# 1. Introduction

Introduce the overall situation(technology advances, theoretical reasons, industry needs, etc.) leading to the problem to be solved. A few paragraphs are sufficient.

# 2. Problem statement

State the problem clearly and concisely. List the criteria for solutions and key goals to be achieved in solving the problem. Use a numbered list format for easy reference in subsequent sections.

# 3. Review of previous works

Review of recent (within the last 5 years) works on solving this problem. Referring to the list in section 2, discuss how these previous techniques work and what are their technical strengths and shortcomings. Do not disparage other people's work just to make your work look good: your work is good only when it solves the problem. Be fair in criticism and support your views with technical reasons, not personal opinions.

# 4. Proposed approach

## 4.1 Theoretical model, analysis, and solution

Present an in-depth discussion of the theoretical aspects of your proposed approach. Use fundamental theory (EE, Math, Physics, etc.), circuit design, circuit analysis, algorithms, etc. Analyze the efficiency of your approach after the presentation, again using theoretical analysis. Theoretical results may be plotted or illustrated by figures and / or tables for later comparison with simulated and experimental results. Analyze the complexity, overhead, cost, etc. of your approach. This is the most important part of the paper. All approaches must be theoretically solid and justifiable. Trial-and-error and lucky good guesses are not acceptable.

## 4.2 Simulated results

Simulate your approach using CAD tools such as Matlab (behavioral), Spice (circuit level), Verilog (logic level and timing analysis), etc. Generate figures and / or tables of results and compare with the theoretical results in section 4.1 to support the theoretical analysis.
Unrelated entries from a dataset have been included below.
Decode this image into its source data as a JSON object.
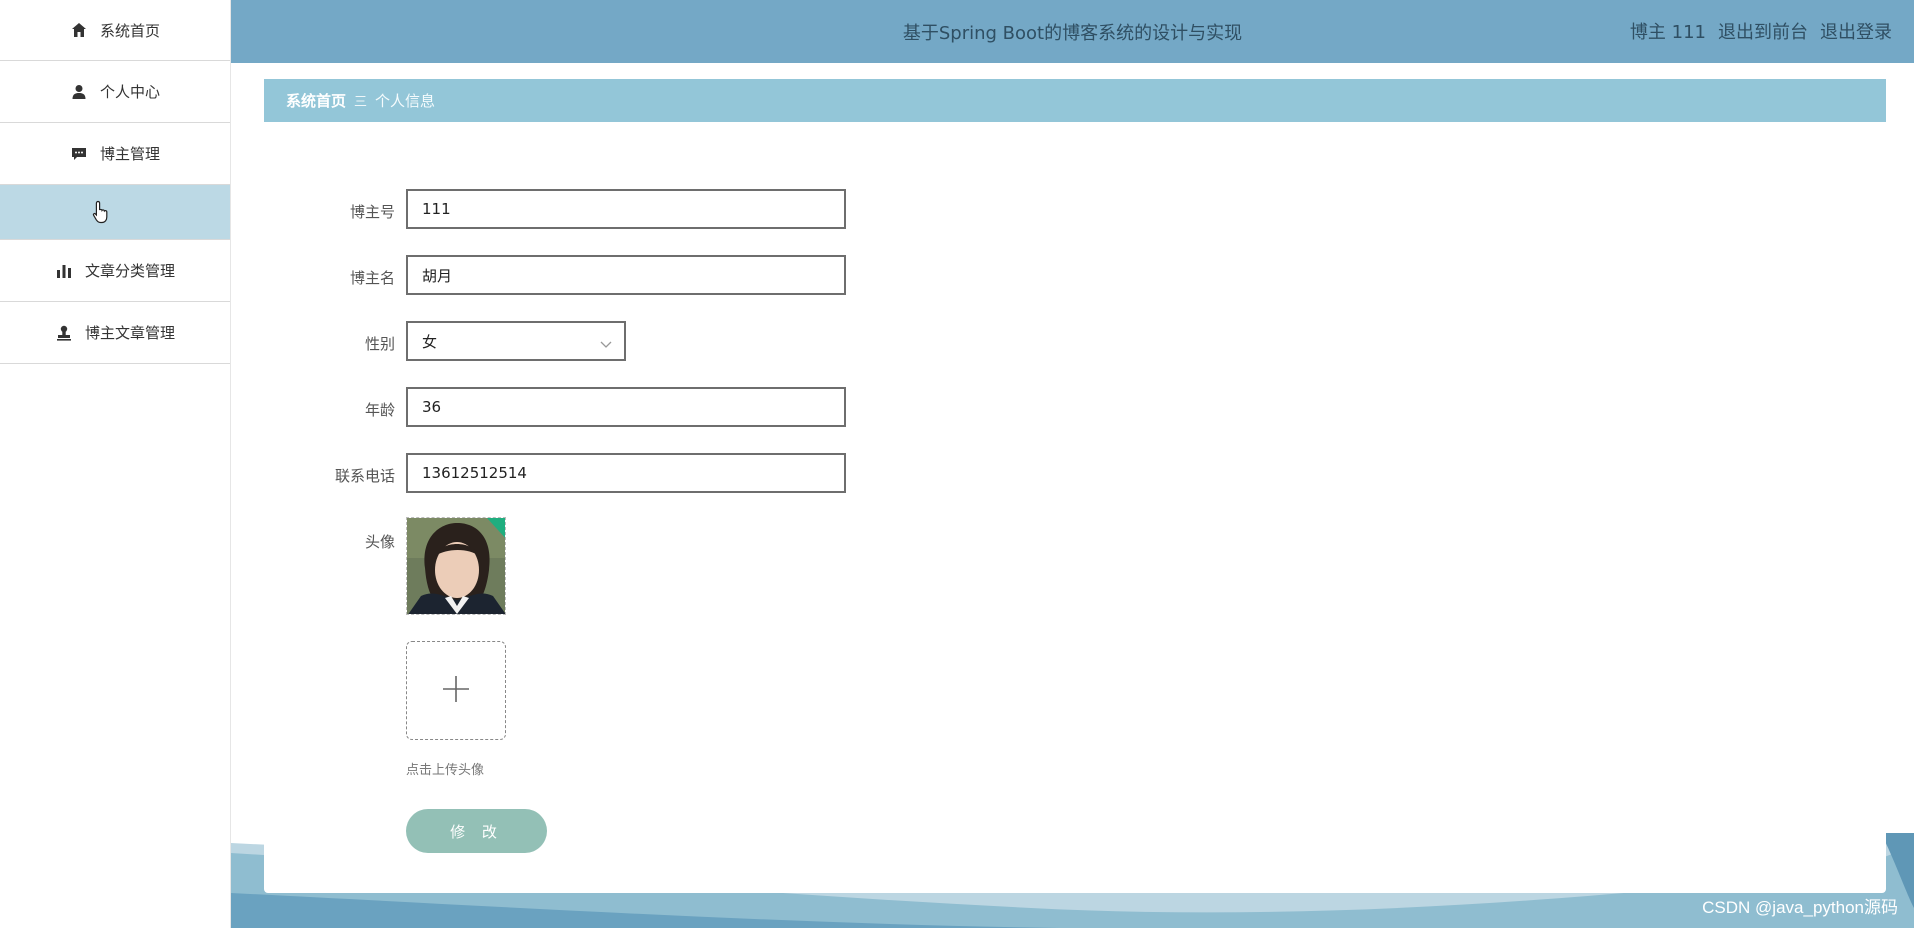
{
  "header": {
    "title": "基于Spring Boot的博客系统的设计与实现",
    "user_label": "博主 111",
    "front_link": "退出到前台",
    "logout_link": "退出登录",
    "background_color": "#74a8c6"
  },
  "sidebar": {
    "items": [
      {
        "label": "系统首页",
        "icon": "home-icon"
      },
      {
        "label": "个人中心",
        "icon": "user-icon"
      },
      {
        "label": "博主管理",
        "icon": "chat-icon"
      },
      {
        "label": "",
        "icon": "pointer-cursor-icon",
        "active": true
      },
      {
        "label": "文章分类管理",
        "icon": "bar-chart-icon"
      },
      {
        "label": "博主文章管理",
        "icon": "stamp-icon"
      }
    ],
    "active_color": "#bcd9e5"
  },
  "breadcrumb": {
    "home": "系统首页",
    "separator": "三",
    "current": "个人信息"
  },
  "form": {
    "blogger_id_label": "博主号",
    "blogger_id_value": "111",
    "blogger_name_label": "博主名",
    "blogger_name_value": "胡月",
    "gender_label": "性别",
    "gender_value": "女",
    "age_label": "年龄",
    "age_value": "36",
    "phone_label": "联系电话",
    "phone_value": "13612512514",
    "avatar_label": "头像",
    "upload_hint": "点击上传头像",
    "submit_label": "修 改"
  },
  "watermark": "CSDN @java_python源码"
}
Discuss agreements and discrepancies. Choose realistic case studies, not just those that your approach happens to work well with. Do not choose "toy" problems as case studies. For example, an 8-bit ADC is a valid case study, a 3-bit ADC is "toy." Some conferences accept papers with simulation results but others demand more (see section 4.3).
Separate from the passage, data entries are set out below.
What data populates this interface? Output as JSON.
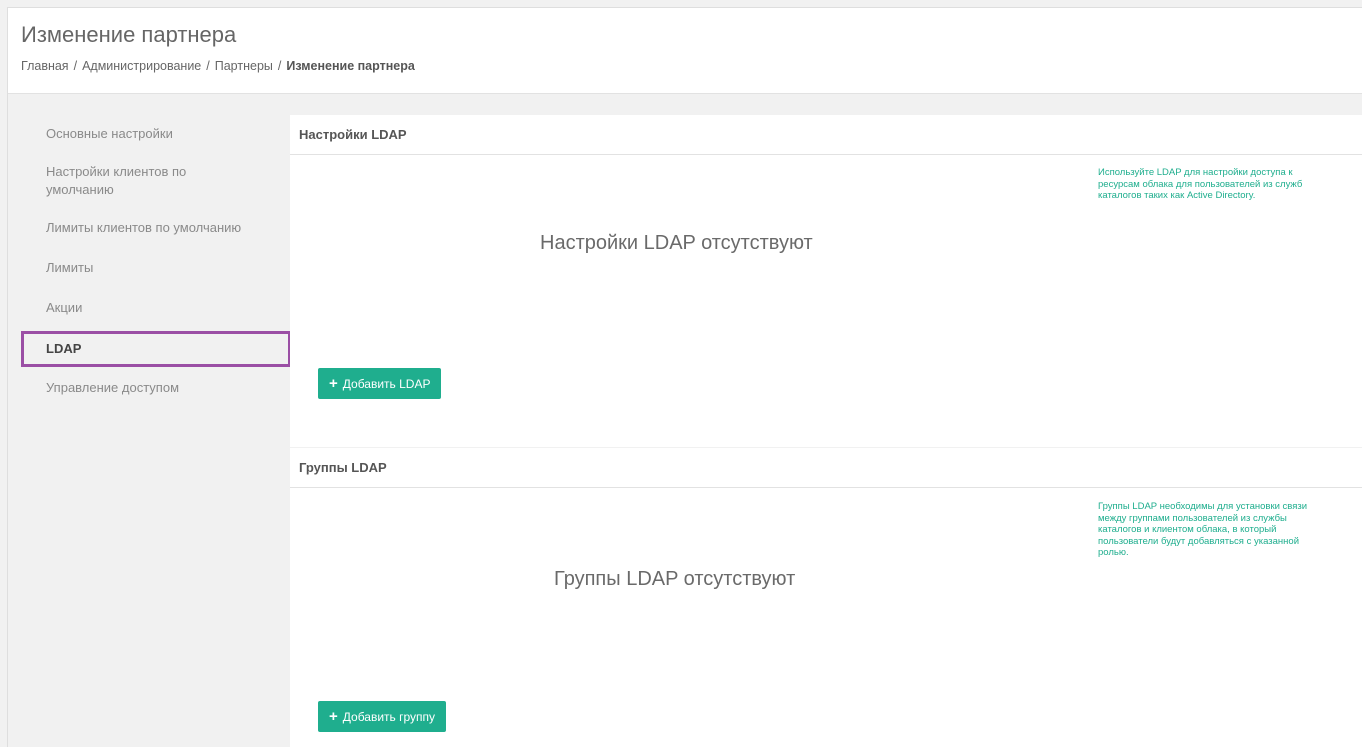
{
  "header": {
    "title": "Изменение партнера",
    "breadcrumb": [
      "Главная",
      "Администрирование",
      "Партнеры"
    ],
    "breadcrumb_current": "Изменение партнера",
    "breadcrumb_separator": "/"
  },
  "sidebar": {
    "items": [
      {
        "label": "Основные настройки"
      },
      {
        "label": "Настройки клиентов по умолчанию"
      },
      {
        "label": "Лимиты клиентов по умолчанию"
      },
      {
        "label": "Лимиты"
      },
      {
        "label": "Акции"
      },
      {
        "label": "LDAP",
        "active": true
      },
      {
        "label": "Управление доступом"
      }
    ]
  },
  "ldap_settings": {
    "title": "Настройки LDAP",
    "empty_text": "Настройки LDAP отсутствуют",
    "hint": "Используйте LDAP для настройки доступа к ресурсам облака для пользователей из служб каталогов таких как Active Directory.",
    "add_button": "Добавить LDAP"
  },
  "ldap_groups": {
    "title": "Группы LDAP",
    "empty_text": "Группы LDAP отсутствуют",
    "hint": "Группы LDAP необходимы для установки связи между группами пользователей из службы каталогов и клиентом облака, в который пользователи будут добавляться с указанной ролью.",
    "add_button": "Добавить группу"
  },
  "colors": {
    "accent": "#1fae8e",
    "active_outline": "#9b4fa5"
  }
}
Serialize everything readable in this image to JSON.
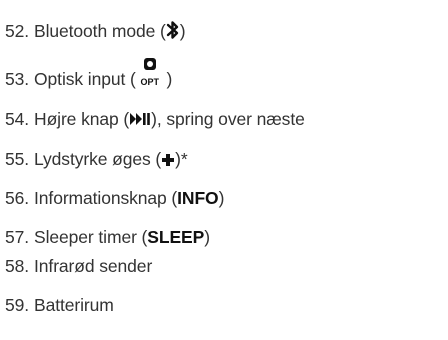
{
  "items": [
    {
      "num": "52.",
      "text_before": "Bluetooth mode (",
      "icon": "bluetooth-icon",
      "text_after": ")"
    },
    {
      "num": "53.",
      "text_before": "Optisk input (",
      "icon": "optical-input-icon",
      "icon_label": "OPT",
      "text_after": " )"
    },
    {
      "num": "54.",
      "text_before": "Højre knap (",
      "icon": "play-pause-skip-icon",
      "text_after": "), spring over næste"
    },
    {
      "num": "55.",
      "text_before": "Lydstyrke øges (",
      "icon": "plus-icon",
      "text_after": ")*"
    },
    {
      "num": "56.",
      "text_before": "Informationsknap (",
      "bold": "INFO",
      "text_after": ")"
    },
    {
      "num": "57.",
      "text_before": "Sleeper timer (",
      "bold": "SLEEP",
      "text_after": ")"
    },
    {
      "num": "58.",
      "text_before": "Infrarød sender"
    },
    {
      "num": "59.",
      "text_before": "Batterirum"
    }
  ]
}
Use subsections if necessary if you have a few case studies.

## 4.3 Experimental results

Present experimental results from real ICs, boards, circuits, etc. In analog and mixed-signal test and design-for-test, "experimental data" refers to real circuit and board data, not to "simulated" data. Simulation alone is not sufficient to support your theory since simulation is not accurate and does not include many real-life effects. High-quality conferences and journals demand experimental results before publications. Plan the experiment well in advance since it takes at least one year to get real test data from ICs and board from the time the design begins.

* All Ph.D. theses and journal papers must include experimental data *
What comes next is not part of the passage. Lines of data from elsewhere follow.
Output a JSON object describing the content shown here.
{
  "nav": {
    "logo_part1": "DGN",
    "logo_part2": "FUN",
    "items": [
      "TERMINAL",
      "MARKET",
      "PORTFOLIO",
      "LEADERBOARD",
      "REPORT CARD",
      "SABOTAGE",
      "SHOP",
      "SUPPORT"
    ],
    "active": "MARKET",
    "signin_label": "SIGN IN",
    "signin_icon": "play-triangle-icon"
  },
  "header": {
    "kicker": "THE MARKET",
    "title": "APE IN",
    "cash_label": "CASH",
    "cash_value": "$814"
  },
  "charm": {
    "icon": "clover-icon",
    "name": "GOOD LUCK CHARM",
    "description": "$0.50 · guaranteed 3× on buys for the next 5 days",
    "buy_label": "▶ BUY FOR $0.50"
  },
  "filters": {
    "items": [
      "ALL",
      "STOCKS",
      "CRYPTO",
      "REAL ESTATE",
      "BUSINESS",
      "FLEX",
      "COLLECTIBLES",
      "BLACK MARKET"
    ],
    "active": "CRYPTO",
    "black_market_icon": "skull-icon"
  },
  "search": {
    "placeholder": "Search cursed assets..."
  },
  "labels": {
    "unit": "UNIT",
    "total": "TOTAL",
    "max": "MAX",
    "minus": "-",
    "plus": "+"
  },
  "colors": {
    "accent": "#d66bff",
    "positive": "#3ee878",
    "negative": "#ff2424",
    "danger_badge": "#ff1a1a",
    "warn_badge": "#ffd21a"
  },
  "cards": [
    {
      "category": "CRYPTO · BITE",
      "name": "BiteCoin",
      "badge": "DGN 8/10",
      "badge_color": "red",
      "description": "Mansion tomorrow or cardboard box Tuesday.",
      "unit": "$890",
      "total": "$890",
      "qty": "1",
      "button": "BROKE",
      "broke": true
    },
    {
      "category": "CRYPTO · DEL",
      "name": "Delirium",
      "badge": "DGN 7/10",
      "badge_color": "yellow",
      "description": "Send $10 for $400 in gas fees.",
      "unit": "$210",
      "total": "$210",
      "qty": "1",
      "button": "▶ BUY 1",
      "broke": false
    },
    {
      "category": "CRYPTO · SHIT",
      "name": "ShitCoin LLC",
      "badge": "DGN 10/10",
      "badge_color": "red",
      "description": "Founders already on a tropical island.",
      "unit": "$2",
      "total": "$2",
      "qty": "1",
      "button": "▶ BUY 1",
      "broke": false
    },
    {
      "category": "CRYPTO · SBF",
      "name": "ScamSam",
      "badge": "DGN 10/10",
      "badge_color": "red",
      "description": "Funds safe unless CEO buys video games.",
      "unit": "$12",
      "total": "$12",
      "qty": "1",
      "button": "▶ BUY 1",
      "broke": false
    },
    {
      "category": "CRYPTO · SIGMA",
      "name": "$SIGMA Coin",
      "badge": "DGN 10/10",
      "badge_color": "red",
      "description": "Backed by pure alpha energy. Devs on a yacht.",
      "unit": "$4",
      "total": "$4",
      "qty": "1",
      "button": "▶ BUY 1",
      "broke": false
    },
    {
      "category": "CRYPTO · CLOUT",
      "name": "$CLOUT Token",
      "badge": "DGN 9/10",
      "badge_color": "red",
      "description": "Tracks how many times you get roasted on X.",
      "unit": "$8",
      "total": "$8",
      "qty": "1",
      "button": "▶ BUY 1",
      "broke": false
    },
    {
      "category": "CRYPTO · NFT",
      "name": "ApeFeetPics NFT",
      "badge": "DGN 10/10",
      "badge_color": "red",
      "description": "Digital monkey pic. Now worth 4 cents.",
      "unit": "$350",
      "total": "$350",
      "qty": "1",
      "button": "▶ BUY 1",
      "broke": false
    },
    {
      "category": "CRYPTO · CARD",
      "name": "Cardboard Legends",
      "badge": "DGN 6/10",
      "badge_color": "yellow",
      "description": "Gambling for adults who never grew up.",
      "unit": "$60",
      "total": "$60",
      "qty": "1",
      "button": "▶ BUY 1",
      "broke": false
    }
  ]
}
Compare experimental results in figures / tables with simulated results (section 4.2) and theoretical predictions (section 4.1). Discuss agreements and discrepancies.

Use subsections if necessary if you have a few case studies or if you want to present the design and test procedure for the IC/ board case study in a systematic manner.

# 5. Comparison with previous works

Compare honestly your work with previous works reviewed in section 3, using the list of goals / criteria established in section 2. Discuss where your solution is better, where it is weaker, etc. Use a table with criteria as column headings and solution methods (others and yours) as row headings to show tradeoffs. Use figures to illustrate differences in solutions. Check to make sure that your approach actually solves the problem posed in section 2.

# 6. Limitations

No work is perfect. Discuss honestly the limitations of your proposed approach. Limitations may be theoretical or experimental or practical (e.g. manufacturing cost increasing too fast with circuit complexity, etc.). Is it possible to overcome some limitations while others are totally unavoidable?

# 7. Conclusion

Summarize the problem and your proposed approach, with its strong and weak points. A short paragraph is sufficient.

# Acknowledgements

Acknowledge sponsorship (NSF, SRC, specific companies for chip fabrication, etc.) and technical discussions with other colleagues, if any.

# References

List appropriate works referred to in the paper. Use recent works (in the last 5 years).

# Some notes on writing

1. Document format: Word or pdf or postscript. Incorporate all graphics in the document. Use black / white / gray scale since most conferences and journals do not publish color documents.
2. Most papers are limited to 6 to 10 pages (including figures). Write concisely.
3. Use any technical writing guide to help with paragraph and sentence structures, word usage, writing styles, good practices in figures and tables, etc.
4. Run a spell check on the final document.
5. Use formatting styles (character styles, paragraph styles, heading styles) and page templates provided by Word (or FrameMaker, LaTex, etc.) to write the paper in a structured manner and to present a consistent look-and-feel. This will also be helpful in revisions and in incorporating papers into a thesis.
6. Check your final document on PC Windows, UNIX, and Mac platforms since documents are usually distributed internationally and must be legible without any loss of information across all these platforms.